◆ Work to complete
Nothing but the records beneath, reproduced exactly, should appear in the answer.

◆ Information
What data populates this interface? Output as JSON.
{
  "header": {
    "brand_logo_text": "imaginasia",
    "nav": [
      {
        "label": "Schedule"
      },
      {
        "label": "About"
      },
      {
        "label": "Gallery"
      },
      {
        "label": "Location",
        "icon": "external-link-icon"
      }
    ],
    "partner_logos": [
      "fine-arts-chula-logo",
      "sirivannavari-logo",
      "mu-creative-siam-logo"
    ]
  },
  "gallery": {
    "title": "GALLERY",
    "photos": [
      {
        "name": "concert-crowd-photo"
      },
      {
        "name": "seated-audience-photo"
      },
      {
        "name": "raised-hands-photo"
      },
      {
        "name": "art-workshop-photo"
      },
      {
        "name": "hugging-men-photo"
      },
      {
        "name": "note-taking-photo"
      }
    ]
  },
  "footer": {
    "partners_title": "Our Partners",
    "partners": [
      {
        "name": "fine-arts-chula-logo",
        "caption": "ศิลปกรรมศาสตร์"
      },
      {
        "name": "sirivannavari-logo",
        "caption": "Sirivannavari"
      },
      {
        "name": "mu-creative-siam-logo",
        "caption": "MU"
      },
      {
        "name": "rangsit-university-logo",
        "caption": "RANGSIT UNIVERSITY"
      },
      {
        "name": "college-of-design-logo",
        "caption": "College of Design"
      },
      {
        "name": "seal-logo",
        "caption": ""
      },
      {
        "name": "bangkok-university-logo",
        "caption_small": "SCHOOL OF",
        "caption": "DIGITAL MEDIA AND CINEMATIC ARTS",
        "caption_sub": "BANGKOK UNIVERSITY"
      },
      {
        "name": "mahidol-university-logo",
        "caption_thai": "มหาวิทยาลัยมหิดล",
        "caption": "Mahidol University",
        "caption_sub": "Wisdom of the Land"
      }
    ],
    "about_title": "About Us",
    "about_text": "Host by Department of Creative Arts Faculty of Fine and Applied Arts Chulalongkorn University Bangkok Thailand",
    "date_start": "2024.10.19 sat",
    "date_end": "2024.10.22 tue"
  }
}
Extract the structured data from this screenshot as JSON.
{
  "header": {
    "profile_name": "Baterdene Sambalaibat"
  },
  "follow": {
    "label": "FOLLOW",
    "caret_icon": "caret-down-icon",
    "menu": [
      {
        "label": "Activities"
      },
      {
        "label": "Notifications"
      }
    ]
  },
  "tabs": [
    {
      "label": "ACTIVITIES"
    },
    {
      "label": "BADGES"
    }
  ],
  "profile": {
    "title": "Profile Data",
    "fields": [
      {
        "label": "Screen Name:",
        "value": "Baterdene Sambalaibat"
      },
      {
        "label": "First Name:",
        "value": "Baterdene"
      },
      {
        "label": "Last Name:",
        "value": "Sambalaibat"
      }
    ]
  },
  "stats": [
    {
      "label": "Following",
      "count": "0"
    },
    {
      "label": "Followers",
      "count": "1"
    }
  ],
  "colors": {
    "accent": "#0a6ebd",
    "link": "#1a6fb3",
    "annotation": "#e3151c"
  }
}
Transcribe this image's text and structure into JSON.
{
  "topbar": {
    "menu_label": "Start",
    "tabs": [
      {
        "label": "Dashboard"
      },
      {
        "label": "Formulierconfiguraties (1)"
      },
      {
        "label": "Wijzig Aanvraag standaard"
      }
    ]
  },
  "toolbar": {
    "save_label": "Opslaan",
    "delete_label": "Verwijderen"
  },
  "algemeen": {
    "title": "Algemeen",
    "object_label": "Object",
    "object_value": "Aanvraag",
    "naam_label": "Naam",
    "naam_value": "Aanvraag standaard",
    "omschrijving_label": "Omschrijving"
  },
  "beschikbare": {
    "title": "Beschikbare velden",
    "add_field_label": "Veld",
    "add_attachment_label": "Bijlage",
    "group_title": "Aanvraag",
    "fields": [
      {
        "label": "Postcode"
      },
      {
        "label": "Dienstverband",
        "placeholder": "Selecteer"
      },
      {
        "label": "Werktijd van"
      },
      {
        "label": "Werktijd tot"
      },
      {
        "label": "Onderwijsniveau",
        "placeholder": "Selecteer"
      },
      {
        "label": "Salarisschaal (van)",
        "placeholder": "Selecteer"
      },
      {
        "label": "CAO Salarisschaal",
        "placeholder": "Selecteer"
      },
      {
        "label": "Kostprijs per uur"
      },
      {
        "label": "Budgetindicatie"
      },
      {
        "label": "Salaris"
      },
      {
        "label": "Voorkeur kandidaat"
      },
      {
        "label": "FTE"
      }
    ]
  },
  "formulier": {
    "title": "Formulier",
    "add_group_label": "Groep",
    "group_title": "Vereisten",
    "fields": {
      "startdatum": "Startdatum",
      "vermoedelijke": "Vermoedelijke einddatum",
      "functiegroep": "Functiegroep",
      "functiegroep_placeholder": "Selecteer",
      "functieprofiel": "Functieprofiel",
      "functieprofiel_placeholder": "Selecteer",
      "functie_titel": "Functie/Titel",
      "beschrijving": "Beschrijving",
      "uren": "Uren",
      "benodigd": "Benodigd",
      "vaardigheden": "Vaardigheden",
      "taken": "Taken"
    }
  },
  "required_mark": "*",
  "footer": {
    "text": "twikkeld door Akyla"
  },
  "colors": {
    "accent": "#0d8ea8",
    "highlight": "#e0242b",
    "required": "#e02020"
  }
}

◆ Completed exercise
What data populates this interface? Output as JSON.
{
  "header": {
    "brand_logo_text": "imaginasia",
    "nav": [
      {
        "label": "Schedule"
      },
      {
        "label": "About"
      },
      {
        "label": "Gallery"
      },
      {
        "label": "Location",
        "icon": "external-link-icon"
      }
    ],
    "partner_logos": [
      "fine-arts-chula-logo",
      "sirivannavari-logo",
      "mu-creative-siam-logo"
    ]
  },
  "gallery": {
    "title": "GALLERY",
    "photos": [
      {
        "name": "concert-crowd-photo"
      },
      {
        "name": "seated-audience-photo"
      },
      {
        "name": "raised-hands-photo"
      },
      {
        "name": "art-workshop-photo"
      },
      {
        "name": "hugging-men-photo"
      },
      {
        "name": "note-taking-photo"
      }
    ]
  },
  "footer": {
    "partners_title": "Our Partners",
    "partners": [
      {
        "name": "fine-arts-chula-logo",
        "caption": "ศิลปกรรมศาสตร์"
      },
      {
        "name": "sirivannavari-logo",
        "caption": "Sirivannavari"
      },
      {
        "name": "mu-creative-siam-logo",
        "caption": "MU"
      },
      {
        "name": "rangsit-university-logo",
        "caption": "RANGSIT UNIVERSITY"
      },
      {
        "name": "college-of-design-logo",
        "caption": "College of Design"
      },
      {
        "name": "seal-logo",
        "caption": ""
      },
      {
        "name": "bangkok-university-logo",
        "caption_small": "SCHOOL OF",
        "caption": "DIGITAL MEDIA AND CINEMATIC ARTS",
        "caption_sub": "BANGKOK UNIVERSITY"
      },
      {
        "name": "mahidol-university-logo",
        "caption_thai": "มหาวิทยาลัยมหิดล",
        "caption": "Mahidol University",
        "caption_sub": "Wisdom of the Land"
      }
    ],
    "about_title": "About Us",
    "about_text": "Host by Department of Creative Arts Faculty of Fine and Applied Arts Chulalongkorn University Bangkok Thailand",
    "date_start": "2024.10.19 sat",
    "date_end": "2024.10.22 tue"
  }
}
Extract the structured data from this screenshot as JSON.
{
  "header": {
    "profile_name": "Baterdene Sambalaibat"
  },
  "follow": {
    "label": "FOLLOW",
    "caret_icon": "caret-down-icon",
    "menu": [
      {
        "label": "Activities"
      },
      {
        "label": "Notifications"
      }
    ]
  },
  "tabs": [
    {
      "label": "ACTIVITIES"
    },
    {
      "label": "BADGES"
    }
  ],
  "profile": {
    "title": "Profile Data",
    "fields": [
      {
        "label": "Screen Name:",
        "value": "Baterdene Sambalaibat"
      },
      {
        "label": "First Name:",
        "value": "Baterdene"
      },
      {
        "label": "Last Name:",
        "value": "Sambalaibat"
      }
    ]
  },
  "stats": [
    {
      "label": "Following",
      "count": "0"
    },
    {
      "label": "Followers",
      "count": "1"
    }
  ],
  "colors": {
    "accent": "#0a6ebd",
    "link": "#1a6fb3",
    "annotation": "#e3151c"
  }
}
Transcribe this image's text and structure into JSON.
{
  "topbar": {
    "menu_label": "Start",
    "tabs": [
      {
        "label": "Dashboard"
      },
      {
        "label": "Formulierconfiguraties (1)"
      },
      {
        "label": "Wijzig Aanvraag standaard"
      }
    ]
  },
  "toolbar": {
    "save_label": "Opslaan",
    "delete_label": "Verwijderen"
  },
  "algemeen": {
    "title": "Algemeen",
    "object_label": "Object",
    "object_value": "Aanvraag",
    "naam_label": "Naam",
    "naam_value": "Aanvraag standaard",
    "omschrijving_label": "Omschrijving"
  },
  "beschikbare": {
    "title": "Beschikbare velden",
    "add_field_label": "Veld",
    "add_attachment_label": "Bijlage",
    "group_title": "Aanvraag",
    "fields": [
      {
        "label": "Postcode"
      },
      {
        "label": "Dienstverband",
        "placeholder": "Selecteer"
      },
      {
        "label": "Werktijd van"
      },
      {
        "label": "Werktijd tot"
      },
      {
        "label": "Onderwijsniveau",
        "placeholder": "Selecteer"
      },
      {
        "label": "Salarisschaal (van)",
        "placeholder": "Selecteer"
      },
      {
        "label": "CAO Salarisschaal",
        "placeholder": "Selecteer"
      },
      {
        "label": "Kostprijs per uur"
      },
      {
        "label": "Budgetindicatie"
      },
      {
        "label": "Salaris"
      },
      {
        "label": "Voorkeur kandidaat"
      },
      {
        "label": "FTE"
      }
    ]
  },
  "formulier": {
    "title": "Formulier",
    "add_group_label": "Groep",
    "group_title": "Vereisten",
    "fields": {
      "startdatum": "Startdatum",
      "vermoedelijke": "Vermoedelijke einddatum",
      "functiegroep": "Functiegroep",
      "functiegroep_placeholder": "Selecteer",
      "functieprofiel": "Functieprofiel",
      "functieprofiel_placeholder": "Selecteer",
      "functie_titel": "Functie/Titel",
      "beschrijving": "Beschrijving",
      "uren": "Uren",
      "benodigd": "Benodigd",
      "vaardigheden": "Vaardigheden",
      "taken": "Taken"
    }
  },
  "required_mark": "*",
  "footer": {
    "text": "twikkeld door Akyla"
  },
  "colors": {
    "accent": "#0d8ea8",
    "highlight": "#e0242b",
    "required": "#e02020"
  }
}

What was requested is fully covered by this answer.